What you have to do:
Only the lines with the string "Meeting" are needed; return each of them from the entries below.

Entries shown:
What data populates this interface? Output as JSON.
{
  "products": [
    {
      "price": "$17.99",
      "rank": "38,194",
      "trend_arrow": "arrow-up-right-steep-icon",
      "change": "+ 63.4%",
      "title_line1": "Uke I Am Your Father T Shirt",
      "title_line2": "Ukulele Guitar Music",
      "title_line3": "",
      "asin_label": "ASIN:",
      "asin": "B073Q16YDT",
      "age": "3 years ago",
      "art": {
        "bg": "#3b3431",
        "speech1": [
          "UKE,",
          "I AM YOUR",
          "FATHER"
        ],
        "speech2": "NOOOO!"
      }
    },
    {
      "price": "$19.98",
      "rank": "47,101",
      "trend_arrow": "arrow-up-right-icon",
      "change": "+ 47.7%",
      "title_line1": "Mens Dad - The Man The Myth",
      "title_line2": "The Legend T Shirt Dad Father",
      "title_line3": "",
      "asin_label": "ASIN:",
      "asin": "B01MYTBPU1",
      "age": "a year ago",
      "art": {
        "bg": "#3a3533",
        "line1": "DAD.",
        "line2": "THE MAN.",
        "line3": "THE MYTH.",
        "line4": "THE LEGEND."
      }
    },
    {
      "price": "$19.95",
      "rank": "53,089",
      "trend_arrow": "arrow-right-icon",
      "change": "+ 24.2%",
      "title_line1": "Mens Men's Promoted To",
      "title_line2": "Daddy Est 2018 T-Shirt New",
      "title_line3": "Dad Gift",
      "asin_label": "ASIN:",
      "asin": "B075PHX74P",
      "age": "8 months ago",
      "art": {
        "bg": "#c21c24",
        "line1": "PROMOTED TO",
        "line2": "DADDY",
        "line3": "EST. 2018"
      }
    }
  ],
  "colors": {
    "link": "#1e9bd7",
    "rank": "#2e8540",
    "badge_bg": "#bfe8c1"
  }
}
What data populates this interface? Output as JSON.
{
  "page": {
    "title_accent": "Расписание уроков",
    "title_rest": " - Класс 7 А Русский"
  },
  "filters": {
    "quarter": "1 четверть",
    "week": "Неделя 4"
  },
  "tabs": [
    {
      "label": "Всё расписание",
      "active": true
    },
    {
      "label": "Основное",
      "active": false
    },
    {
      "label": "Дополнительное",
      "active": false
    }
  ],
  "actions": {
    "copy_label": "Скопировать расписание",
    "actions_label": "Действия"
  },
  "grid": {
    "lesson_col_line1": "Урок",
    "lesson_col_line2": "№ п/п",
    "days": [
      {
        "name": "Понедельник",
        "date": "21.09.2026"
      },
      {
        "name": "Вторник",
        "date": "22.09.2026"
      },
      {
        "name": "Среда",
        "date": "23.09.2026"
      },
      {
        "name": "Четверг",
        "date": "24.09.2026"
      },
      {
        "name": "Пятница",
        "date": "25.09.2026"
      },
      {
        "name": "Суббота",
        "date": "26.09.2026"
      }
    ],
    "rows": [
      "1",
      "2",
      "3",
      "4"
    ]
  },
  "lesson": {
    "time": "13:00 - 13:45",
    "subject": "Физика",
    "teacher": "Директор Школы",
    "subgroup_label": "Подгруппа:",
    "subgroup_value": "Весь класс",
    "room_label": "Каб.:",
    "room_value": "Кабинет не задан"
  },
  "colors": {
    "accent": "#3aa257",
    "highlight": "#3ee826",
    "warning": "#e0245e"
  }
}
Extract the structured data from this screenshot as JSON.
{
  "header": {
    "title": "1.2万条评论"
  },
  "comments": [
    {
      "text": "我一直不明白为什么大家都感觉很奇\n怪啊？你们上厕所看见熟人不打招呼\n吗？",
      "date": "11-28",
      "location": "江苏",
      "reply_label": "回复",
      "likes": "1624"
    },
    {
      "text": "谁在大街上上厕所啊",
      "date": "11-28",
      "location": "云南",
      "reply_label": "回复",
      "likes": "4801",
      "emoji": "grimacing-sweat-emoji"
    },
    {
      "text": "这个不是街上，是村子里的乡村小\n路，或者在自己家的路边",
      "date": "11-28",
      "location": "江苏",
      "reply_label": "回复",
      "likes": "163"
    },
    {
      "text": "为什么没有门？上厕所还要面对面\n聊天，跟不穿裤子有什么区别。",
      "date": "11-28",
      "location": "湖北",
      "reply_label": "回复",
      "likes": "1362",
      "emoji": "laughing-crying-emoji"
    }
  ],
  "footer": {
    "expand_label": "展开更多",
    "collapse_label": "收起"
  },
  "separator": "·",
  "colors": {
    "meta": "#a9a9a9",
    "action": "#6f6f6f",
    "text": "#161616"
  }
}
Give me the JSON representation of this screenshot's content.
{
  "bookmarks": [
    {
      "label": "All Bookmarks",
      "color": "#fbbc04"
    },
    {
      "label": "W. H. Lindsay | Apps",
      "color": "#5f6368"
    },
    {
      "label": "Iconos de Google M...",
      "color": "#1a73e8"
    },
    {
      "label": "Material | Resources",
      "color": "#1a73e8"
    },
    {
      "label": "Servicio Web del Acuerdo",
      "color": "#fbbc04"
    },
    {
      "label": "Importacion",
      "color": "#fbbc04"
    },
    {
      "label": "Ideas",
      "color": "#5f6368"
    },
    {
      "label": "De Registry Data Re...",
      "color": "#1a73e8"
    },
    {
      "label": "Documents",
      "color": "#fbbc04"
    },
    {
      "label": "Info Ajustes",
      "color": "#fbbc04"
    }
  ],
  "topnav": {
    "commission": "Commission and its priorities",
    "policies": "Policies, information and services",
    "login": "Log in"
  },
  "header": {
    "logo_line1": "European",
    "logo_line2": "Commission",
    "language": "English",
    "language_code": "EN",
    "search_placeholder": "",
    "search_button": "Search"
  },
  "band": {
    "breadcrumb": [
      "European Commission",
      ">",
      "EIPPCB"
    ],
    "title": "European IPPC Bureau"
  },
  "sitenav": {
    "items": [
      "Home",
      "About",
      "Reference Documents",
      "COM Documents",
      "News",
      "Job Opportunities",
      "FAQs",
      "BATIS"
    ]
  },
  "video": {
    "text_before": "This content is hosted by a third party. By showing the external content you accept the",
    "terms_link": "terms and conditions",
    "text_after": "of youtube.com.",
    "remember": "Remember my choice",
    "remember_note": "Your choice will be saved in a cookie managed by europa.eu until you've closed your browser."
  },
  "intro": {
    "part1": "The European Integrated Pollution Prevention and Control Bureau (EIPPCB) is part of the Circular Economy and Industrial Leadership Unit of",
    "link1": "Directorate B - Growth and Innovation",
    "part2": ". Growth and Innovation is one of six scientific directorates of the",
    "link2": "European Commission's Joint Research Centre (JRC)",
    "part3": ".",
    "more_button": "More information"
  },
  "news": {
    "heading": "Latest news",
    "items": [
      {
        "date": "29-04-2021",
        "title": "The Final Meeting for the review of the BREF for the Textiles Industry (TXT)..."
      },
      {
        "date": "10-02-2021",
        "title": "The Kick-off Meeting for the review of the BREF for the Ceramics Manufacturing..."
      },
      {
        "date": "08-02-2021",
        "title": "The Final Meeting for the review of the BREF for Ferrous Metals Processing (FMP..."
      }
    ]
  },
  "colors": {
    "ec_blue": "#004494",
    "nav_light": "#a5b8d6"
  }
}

Result for this task:
        "title": "The Final Meeting for the review of the BREF for the Textiles Industry (TXT)..."
        "title": "The Kick-off Meeting for the review of the BREF for the Ceramics Manufacturing..."
        "title": "The Final Meeting for the review of the BREF for Ferrous Metals Processing (FMP..."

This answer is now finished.